Task to carry out
Could you restate every record below word for word?

── Given records

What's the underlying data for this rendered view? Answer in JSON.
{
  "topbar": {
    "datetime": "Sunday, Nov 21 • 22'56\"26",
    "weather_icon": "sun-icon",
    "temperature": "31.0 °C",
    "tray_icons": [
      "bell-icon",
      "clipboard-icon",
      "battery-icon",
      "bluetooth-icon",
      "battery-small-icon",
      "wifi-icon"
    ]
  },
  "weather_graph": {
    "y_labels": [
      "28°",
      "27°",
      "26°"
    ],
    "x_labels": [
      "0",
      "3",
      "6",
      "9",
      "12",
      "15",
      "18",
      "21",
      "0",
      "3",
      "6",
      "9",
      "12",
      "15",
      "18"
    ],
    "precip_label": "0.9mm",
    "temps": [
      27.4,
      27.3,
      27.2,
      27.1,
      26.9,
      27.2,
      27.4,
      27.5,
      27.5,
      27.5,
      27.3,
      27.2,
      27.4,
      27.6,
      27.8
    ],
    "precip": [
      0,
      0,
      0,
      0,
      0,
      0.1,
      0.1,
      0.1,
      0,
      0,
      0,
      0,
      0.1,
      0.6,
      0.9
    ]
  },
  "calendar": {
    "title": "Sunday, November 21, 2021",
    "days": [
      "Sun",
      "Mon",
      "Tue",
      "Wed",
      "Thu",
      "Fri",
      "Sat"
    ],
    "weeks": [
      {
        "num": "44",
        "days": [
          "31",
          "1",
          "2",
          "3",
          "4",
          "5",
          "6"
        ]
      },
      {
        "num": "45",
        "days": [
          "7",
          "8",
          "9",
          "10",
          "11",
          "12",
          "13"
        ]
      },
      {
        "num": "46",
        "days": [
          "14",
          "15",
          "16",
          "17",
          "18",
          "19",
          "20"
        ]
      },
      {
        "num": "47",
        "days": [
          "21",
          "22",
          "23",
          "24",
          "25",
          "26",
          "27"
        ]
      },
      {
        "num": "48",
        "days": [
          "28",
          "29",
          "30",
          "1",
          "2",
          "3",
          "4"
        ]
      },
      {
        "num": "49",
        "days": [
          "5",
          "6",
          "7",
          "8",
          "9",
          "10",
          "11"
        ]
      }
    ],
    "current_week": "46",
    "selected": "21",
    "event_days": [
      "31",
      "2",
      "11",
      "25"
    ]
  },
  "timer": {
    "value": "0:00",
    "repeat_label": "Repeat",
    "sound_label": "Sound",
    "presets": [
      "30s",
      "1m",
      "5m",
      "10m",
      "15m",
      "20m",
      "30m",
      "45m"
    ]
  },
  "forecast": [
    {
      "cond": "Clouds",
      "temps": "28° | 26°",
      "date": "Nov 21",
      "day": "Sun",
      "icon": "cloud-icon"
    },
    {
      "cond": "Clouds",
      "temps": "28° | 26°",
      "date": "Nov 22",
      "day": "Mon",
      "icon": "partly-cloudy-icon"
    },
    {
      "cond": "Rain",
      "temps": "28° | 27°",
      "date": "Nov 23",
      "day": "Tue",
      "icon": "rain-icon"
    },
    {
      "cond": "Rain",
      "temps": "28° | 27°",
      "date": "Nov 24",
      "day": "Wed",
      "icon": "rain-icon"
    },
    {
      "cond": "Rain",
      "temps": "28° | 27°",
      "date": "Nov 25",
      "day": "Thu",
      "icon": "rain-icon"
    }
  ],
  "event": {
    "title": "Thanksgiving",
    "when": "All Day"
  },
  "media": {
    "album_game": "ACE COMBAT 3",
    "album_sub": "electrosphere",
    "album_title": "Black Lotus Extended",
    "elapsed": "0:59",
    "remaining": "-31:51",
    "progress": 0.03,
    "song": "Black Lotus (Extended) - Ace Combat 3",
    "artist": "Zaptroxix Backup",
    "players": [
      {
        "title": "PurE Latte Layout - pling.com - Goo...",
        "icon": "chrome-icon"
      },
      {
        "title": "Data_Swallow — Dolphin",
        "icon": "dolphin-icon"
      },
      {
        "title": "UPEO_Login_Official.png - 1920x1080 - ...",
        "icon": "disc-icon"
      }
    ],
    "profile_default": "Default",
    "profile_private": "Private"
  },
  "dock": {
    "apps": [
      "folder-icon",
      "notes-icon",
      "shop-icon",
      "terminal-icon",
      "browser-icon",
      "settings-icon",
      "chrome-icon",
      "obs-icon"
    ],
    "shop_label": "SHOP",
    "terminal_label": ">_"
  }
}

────

Answer section
What's the underlying data for this rendered view? Answer in JSON.
{
  "topbar": {
    "datetime": "Sunday, Nov 21 • 22'56\"26",
    "weather_icon": "sun-icon",
    "temperature": "31.0 °C",
    "tray_icons": [
      "bell-icon",
      "clipboard-icon",
      "battery-icon",
      "bluetooth-icon",
      "battery-small-icon",
      "wifi-icon"
    ]
  },
  "weather_graph": {
    "y_labels": [
      "28°",
      "27°",
      "26°"
    ],
    "x_labels": [
      "0",
      "3",
      "6",
      "9",
      "12",
      "15",
      "18",
      "21",
      "0",
      "3",
      "6",
      "9",
      "12",
      "15",
      "18"
    ],
    "precip_label": "0.9mm",
    "temps": [
      27.4,
      27.3,
      27.2,
      27.1,
      26.9,
      27.2,
      27.4,
      27.5,
      27.5,
      27.5,
      27.3,
      27.2,
      27.4,
      27.6,
      27.8
    ],
    "precip": [
      0,
      0,
      0,
      0,
      0,
      0.1,
      0.1,
      0.1,
      0,
      0,
      0,
      0,
      0.1,
      0.6,
      0.9
    ]
  },
  "calendar": {
    "title": "Sunday, November 21, 2021",
    "days": [
      "Sun",
      "Mon",
      "Tue",
      "Wed",
      "Thu",
      "Fri",
      "Sat"
    ],
    "weeks": [
      {
        "num": "44",
        "days": [
          "31",
          "1",
          "2",
          "3",
          "4",
          "5",
          "6"
        ]
      },
      {
        "num": "45",
        "days": [
          "7",
          "8",
          "9",
          "10",
          "11",
          "12",
          "13"
        ]
      },
      {
        "num": "46",
        "days": [
          "14",
          "15",
          "16",
          "17",
          "18",
          "19",
          "20"
        ]
      },
      {
        "num": "47",
        "days": [
          "21",
          "22",
          "23",
          "24",
          "25",
          "26",
          "27"
        ]
      },
      {
        "num": "48",
        "days": [
          "28",
          "29",
          "30",
          "1",
          "2",
          "3",
          "4"
        ]
      },
      {
        "num": "49",
        "days": [
          "5",
          "6",
          "7",
          "8",
          "9",
          "10",
          "11"
        ]
      }
    ],
    "current_week": "46",
    "selected": "21",
    "event_days": [
      "31",
      "2",
      "11",
      "25"
    ]
  },
  "timer": {
    "value": "0:00",
    "repeat_label": "Repeat",
    "sound_label": "Sound",
    "presets": [
      "30s",
      "1m",
      "5m",
      "10m",
      "15m",
      "20m",
      "30m",
      "45m"
    ]
  },
  "forecast": [
    {
      "cond": "Clouds",
      "temps": "28° | 26°",
      "date": "Nov 21",
      "day": "Sun",
      "icon": "cloud-icon"
    },
    {
      "cond": "Clouds",
      "temps": "28° | 26°",
      "date": "Nov 22",
      "day": "Mon",
      "icon": "partly-cloudy-icon"
    },
    {
      "cond": "Rain",
      "temps": "28° | 27°",
      "date": "Nov 23",
      "day": "Tue",
      "icon": "rain-icon"
    },
    {
      "cond": "Rain",
      "temps": "28° | 27°",
      "date": "Nov 24",
      "day": "Wed",
      "icon": "rain-icon"
    },
    {
      "cond": "Rain",
      "temps": "28° | 27°",
      "date": "Nov 25",
      "day": "Thu",
      "icon": "rain-icon"
    }
  ],
  "event": {
    "title": "Thanksgiving",
    "when": "All Day"
  },
  "media": {
    "album_game": "ACE COMBAT 3",
    "album_sub": "electrosphere",
    "album_title": "Black Lotus Extended",
    "elapsed": "0:59",
    "remaining": "-31:51",
    "progress": 0.03,
    "song": "Black Lotus (Extended) - Ace Combat 3",
    "artist": "Zaptroxix Backup",
    "players": [
      {
        "title": "PurE Latte Layout - pling.com - Goo...",
        "icon": "chrome-icon"
      },
      {
        "title": "Data_Swallow — Dolphin",
        "icon": "dolphin-icon"
      },
      {
        "title": "UPEO_Login_Official.png - 1920x1080 - ...",
        "icon": "disc-icon"
      }
    ],
    "profile_default": "Default",
    "profile_private": "Private"
  },
  "dock": {
    "apps": [
      "folder-icon",
      "notes-icon",
      "shop-icon",
      "terminal-icon",
      "browser-icon",
      "settings-icon",
      "chrome-icon",
      "obs-icon"
    ],
    "shop_label": "SHOP",
    "terminal_label": ">_"
  }
}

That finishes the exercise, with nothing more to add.